Data records for software interfaces:
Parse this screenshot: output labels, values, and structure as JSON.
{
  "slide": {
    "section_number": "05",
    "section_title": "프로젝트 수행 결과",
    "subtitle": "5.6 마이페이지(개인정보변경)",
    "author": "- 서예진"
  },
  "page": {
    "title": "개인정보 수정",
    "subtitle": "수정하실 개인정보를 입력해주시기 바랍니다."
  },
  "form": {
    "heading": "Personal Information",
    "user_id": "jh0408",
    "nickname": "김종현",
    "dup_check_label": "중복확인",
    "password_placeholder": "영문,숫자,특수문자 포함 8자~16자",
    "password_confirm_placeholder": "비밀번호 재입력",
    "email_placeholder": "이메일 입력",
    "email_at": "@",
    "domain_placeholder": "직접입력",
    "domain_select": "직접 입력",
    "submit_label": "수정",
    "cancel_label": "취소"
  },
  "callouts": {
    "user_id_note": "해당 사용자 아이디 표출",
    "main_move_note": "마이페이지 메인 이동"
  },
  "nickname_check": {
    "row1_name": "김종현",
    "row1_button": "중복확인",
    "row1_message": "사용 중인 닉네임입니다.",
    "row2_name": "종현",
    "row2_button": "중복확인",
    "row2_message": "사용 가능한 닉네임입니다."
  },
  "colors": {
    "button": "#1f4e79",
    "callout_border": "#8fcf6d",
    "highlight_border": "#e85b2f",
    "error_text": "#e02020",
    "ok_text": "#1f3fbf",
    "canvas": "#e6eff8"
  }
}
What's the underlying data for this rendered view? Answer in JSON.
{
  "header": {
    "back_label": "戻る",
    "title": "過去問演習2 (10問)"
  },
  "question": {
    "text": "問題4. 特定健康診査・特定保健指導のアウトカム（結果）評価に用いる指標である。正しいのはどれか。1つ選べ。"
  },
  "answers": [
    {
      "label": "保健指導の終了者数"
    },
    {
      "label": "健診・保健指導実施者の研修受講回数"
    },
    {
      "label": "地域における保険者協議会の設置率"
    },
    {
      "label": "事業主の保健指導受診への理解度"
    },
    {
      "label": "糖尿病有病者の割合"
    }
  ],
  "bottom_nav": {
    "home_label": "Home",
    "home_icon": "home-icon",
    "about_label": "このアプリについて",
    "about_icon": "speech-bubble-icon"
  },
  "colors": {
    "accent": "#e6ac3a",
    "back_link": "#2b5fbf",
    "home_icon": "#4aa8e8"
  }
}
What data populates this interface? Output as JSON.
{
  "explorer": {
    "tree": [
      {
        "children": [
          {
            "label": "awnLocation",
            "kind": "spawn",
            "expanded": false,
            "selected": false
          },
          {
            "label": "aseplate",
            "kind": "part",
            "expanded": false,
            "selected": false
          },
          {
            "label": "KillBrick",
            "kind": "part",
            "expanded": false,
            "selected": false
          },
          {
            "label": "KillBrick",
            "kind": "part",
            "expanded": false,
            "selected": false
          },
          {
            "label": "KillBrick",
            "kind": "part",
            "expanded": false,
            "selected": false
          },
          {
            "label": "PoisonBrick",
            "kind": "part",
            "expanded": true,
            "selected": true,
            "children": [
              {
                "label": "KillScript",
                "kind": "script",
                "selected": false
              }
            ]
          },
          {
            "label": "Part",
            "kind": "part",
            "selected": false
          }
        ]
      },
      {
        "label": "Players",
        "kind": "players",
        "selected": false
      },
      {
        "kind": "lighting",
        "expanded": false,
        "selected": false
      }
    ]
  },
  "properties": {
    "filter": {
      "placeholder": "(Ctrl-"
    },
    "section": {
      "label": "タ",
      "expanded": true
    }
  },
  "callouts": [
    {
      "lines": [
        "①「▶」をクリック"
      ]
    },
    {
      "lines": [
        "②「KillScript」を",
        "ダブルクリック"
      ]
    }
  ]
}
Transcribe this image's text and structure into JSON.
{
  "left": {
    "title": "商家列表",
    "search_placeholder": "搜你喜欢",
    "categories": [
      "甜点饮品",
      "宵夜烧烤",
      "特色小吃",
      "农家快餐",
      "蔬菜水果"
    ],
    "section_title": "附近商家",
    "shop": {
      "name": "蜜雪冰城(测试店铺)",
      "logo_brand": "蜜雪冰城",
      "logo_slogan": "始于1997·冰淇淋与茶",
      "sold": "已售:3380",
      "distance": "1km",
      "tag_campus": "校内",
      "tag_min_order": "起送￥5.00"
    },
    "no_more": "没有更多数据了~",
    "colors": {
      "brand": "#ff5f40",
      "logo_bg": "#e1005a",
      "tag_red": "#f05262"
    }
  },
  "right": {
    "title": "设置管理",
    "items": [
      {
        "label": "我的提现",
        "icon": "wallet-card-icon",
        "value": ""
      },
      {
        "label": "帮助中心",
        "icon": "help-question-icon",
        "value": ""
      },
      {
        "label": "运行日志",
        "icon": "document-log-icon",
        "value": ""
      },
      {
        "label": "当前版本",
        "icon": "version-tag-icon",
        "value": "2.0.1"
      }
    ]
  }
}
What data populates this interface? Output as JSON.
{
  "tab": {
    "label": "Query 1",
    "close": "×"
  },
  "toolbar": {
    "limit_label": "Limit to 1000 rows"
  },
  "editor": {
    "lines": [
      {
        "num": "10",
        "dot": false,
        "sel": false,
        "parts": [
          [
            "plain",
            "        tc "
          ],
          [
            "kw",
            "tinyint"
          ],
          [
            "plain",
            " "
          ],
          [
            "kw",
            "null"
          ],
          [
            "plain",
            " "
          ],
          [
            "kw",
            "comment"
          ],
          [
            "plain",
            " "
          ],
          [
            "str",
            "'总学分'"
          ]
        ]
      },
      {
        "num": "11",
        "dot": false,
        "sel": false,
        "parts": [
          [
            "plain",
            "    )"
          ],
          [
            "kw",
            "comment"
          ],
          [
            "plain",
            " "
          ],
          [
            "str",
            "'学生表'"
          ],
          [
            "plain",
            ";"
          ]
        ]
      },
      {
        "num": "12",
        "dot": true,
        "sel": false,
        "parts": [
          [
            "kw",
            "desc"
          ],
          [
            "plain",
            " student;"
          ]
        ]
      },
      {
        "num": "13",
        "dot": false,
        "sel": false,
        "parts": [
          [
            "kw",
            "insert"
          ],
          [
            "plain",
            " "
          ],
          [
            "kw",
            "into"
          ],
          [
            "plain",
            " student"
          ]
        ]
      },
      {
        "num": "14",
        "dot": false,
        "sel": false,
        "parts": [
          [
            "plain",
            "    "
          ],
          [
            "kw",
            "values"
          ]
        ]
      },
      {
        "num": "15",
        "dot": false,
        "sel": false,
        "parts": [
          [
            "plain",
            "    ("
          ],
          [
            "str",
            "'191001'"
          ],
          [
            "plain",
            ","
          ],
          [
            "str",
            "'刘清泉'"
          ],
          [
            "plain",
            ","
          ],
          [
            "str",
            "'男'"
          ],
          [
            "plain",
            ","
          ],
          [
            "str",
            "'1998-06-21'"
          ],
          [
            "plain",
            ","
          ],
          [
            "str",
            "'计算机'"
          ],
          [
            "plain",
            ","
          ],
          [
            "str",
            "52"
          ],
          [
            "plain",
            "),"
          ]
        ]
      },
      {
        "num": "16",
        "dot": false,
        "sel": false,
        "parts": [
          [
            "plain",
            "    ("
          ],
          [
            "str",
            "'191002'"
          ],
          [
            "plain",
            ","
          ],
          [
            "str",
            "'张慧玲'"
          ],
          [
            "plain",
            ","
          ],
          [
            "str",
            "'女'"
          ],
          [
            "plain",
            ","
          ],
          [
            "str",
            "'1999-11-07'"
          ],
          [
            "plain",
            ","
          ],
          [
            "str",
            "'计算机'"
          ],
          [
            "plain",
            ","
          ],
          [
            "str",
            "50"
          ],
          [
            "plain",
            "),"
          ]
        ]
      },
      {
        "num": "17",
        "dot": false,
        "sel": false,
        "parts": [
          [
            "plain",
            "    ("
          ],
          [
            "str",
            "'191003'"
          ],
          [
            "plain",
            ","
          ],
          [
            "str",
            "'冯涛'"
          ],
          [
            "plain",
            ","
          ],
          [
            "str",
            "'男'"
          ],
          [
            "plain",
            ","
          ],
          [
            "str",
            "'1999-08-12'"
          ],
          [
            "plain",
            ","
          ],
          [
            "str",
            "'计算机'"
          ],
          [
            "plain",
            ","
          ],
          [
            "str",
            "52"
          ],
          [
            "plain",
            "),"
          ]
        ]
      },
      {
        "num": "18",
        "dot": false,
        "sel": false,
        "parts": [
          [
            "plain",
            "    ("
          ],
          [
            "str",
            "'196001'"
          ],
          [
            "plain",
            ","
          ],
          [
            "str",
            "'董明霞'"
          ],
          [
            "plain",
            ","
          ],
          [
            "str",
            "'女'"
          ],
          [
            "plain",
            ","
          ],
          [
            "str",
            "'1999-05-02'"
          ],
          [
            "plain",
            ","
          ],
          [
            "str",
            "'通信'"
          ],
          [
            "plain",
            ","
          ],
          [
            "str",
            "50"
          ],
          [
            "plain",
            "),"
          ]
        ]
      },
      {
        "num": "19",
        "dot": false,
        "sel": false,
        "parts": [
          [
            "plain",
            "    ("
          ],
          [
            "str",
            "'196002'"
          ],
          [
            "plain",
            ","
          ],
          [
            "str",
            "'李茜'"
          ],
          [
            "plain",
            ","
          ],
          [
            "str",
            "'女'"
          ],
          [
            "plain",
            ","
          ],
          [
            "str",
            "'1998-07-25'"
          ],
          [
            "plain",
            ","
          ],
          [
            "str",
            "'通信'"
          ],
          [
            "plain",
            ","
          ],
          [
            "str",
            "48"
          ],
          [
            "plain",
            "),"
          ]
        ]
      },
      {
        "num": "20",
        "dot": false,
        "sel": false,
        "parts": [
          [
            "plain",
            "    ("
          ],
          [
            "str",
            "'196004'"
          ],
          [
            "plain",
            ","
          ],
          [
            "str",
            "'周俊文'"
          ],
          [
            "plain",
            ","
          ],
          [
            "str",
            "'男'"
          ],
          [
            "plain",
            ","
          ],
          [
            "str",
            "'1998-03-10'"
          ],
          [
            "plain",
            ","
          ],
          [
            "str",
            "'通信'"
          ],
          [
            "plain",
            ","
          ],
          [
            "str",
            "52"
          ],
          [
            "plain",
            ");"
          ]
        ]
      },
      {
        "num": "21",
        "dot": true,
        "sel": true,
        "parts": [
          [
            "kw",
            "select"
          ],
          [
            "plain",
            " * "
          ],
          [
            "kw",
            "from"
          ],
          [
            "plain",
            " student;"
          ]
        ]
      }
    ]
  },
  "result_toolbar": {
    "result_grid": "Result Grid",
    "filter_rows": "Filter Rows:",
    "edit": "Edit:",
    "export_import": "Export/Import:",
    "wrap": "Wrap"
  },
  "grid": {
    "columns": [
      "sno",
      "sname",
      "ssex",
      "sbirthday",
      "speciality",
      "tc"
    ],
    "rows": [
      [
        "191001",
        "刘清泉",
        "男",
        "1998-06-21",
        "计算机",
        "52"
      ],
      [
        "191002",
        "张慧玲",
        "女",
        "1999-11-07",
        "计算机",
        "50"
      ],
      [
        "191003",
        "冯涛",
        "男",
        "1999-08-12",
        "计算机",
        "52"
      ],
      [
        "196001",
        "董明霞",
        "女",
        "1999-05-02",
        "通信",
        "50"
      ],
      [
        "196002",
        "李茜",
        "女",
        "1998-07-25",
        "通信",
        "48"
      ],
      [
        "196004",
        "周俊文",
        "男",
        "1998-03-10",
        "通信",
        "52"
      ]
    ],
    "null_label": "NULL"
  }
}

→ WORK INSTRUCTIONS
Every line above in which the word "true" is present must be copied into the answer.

→ PROBLEM SOLUTION
            "expanded": true,
            "selected": true,
      "expanded": true
        "dot": true,
        "dot": true,
        "sel": true,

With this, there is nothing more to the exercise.